It’s been a couple of good years for Schroders portfolio managers Simon Webber and James Gautrey. In 2021, the duo won the Envestnet/ThinkAdvisor award in the Global, International category. In 2022, they won for their Hartford Schroders International Stock fund in the Sustainable Category and took home the big trophy, Asset Manager of the Year, beating out nine other management teams.
Gautrey and Webber, who have been co-managing the International Stock Fund since 2014, returned 11.4% in 2021, outpacing the benchmark by 3.6%. Further, they’ve averaged 13% over the past five years, according to Envestnet analysts, who describe the fund as a “large cap international core equity strategy with a growth tilt and a quality bias that consists of 50-70 stocks with dynamic exposure to emerging markets.”
Further, the team “attempts to exploit pricing inefficiencies that are created by the ‘growth gap.’ This is when the market either underestimates the future growth of a company based on short-term thinking … or fails to recognize catalysts that may alter the growth trajectory of a business,” according to Envestnet.
ESG is integrated into their process, Webber said, noting they don’t exclude sectors, such as energy. “[Some thought] the fossil fuel sector was un-investable, but actually, there is a critical transition to be made towards less emission in terms of energy sources. And those companies can have a significant role to play in the transition and in building the new energy infrastructure,” Webber said.
Energy was one area where they saw an “opportunistic growth gap” as the sector recovered. This growth gap takes advantage of when the market overreacts in the short term, Gautrey explained. “Markets are uncomfortable thinking in six to 12 months. … People look at the last data point and assume that it is the new direction forever.
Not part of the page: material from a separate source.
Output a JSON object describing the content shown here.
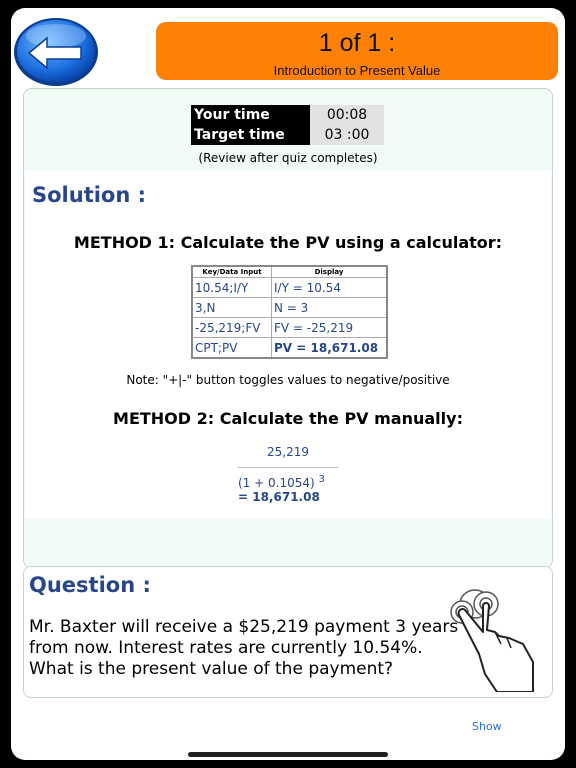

And share prices tend to overreact dramatically.”
They focus on balance sheet strength and “look through the valley to the other side,” he said This typically is in the opportunistic trades, but could be in core as well.
“[In 2021] people were beginning to worry about … inflation returning, tighter monetary policy leading to higher real interest rates and what that meant for valuation, and particularly the shape of the market with respect to value verses growth,” Gautrey explained.